RABBI REFAEL ENKAOUA
Born in Salé in 1848, died in 1935
Chief Rabbi, President of the High Rabbinical Court of Morocco and a renowned lawyer throughout North Africa and Israel, Knight of the Legion of Honour, highly esteemed by the French protectorate power as well as by the Moroccan authorities. He is the author of a large number of books of jurisprudence: Qarnè Réèm, legal consultations and decisions; Paâmonè Zahab, on the Shulhan Aroukh and the Hochène Michepat; Séfère Hadad wé-Tèma, writings on the Talmud.
In 1880, he was appointed Av Beth-Din de salé, i. e. President of the Rabbinical Court of the city, replacing his father-in-law who moved to Yeroushalaim to lead the Sephardic community there. Rabbi Refael Enkaoua during all these years, will never accept to receive any salary. He lives on a few financial matters and even goes out of his own money to found a Yeshiva in the city.
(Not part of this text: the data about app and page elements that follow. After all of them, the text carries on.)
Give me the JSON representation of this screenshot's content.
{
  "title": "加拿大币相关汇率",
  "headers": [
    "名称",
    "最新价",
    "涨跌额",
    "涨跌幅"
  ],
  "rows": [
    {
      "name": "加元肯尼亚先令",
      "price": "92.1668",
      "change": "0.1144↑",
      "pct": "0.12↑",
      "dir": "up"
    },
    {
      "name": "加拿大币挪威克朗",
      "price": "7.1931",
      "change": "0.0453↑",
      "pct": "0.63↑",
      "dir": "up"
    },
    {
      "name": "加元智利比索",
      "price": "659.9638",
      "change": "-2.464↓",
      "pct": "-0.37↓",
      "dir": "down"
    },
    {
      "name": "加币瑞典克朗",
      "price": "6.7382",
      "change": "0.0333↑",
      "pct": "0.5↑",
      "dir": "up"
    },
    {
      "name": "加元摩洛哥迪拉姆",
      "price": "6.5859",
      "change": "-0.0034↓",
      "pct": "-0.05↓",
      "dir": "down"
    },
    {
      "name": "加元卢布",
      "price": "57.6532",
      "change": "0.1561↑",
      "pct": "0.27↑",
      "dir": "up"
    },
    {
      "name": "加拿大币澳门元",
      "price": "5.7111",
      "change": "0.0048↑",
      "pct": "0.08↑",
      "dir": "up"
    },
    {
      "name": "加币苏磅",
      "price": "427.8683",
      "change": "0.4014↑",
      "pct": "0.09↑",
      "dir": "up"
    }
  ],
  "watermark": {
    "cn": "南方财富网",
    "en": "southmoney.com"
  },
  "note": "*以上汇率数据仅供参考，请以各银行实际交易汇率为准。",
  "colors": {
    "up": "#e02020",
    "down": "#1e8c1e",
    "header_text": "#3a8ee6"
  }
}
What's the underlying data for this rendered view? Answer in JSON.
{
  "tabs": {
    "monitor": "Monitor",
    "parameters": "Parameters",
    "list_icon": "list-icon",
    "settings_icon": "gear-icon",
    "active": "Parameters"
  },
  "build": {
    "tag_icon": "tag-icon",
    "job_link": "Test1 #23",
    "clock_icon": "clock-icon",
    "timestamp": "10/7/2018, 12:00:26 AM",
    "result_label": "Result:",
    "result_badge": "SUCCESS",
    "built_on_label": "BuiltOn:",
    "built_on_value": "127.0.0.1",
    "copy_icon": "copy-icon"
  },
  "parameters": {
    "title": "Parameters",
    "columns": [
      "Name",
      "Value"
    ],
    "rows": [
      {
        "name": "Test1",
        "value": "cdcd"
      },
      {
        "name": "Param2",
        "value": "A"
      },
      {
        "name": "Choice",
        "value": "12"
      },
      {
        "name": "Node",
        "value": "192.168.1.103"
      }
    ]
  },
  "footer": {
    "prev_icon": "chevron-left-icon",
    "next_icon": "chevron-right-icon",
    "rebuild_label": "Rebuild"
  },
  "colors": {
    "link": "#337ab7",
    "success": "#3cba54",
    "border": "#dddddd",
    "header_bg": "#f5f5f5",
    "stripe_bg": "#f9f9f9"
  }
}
At that time, he was already considered one of the greatest Rabbanim of the Sephardic world.
In 1912, Morocco was placed under French protectorate, headed by Marshal Lyautey. In their desire to reform and modernize local administration and justice while preserving their religious characteristics and specificities, the new authorities demand that Jews appoint a committee representative of their community, it was decided to establish a position of Chief Rabbi of Morocco to represent the Jews vis-à-vis the new government. This position is entrusted to Rabbi Raphael Encaoua zatsal despite his many refusals due to his great modesty, his deep humility and the respect he felt for Rabbi Chelomo Ben Danan, the Rav of the city of Fez.
From 1918 onwards, the Jewish community in Morocco was endowed with seven major Rabbinic Courts, with very broad powers for the largest cities, Casablanca, Rabat, Fez, Meknes, Marrakech, Oujda and Moggador as well as others with more limited powers in other cities in the country, Agadir, Safi, El Jadida, Setat, Beni-Mellal, Damnet and Ouezanne.
But it is mainly the establishment of a First Instance Rabbinical Court for appeals that is considered an exceptional event in the Moroccan legal landscape. Indeed, this high authority headed by Rabbi Raphael Encaoua is composed of Dayanim (judges) who not only have the status of state officials (and by the same token, receive a salary from the Ministry) but above all have the same prerogatives as those in force in the state legal apparatus.
Rabbi Raphael Encaoua's rabbinic and legal stature, his righteousness, his phenomenal scholarship, his strong ties with the leaders of the protectorate, the royal house and the Muslim scholars of his time, all contributed to further enhancing his glory and that of his people towards all.
His funeral in Rabat, the capital, was attended by the country's highest personalities. His influence and aura are such that the habits and customs of prayer, until then very discreet, will now be very open. The place where he is buried quickly became a place of pilgrimage also revered by the country's Muslims.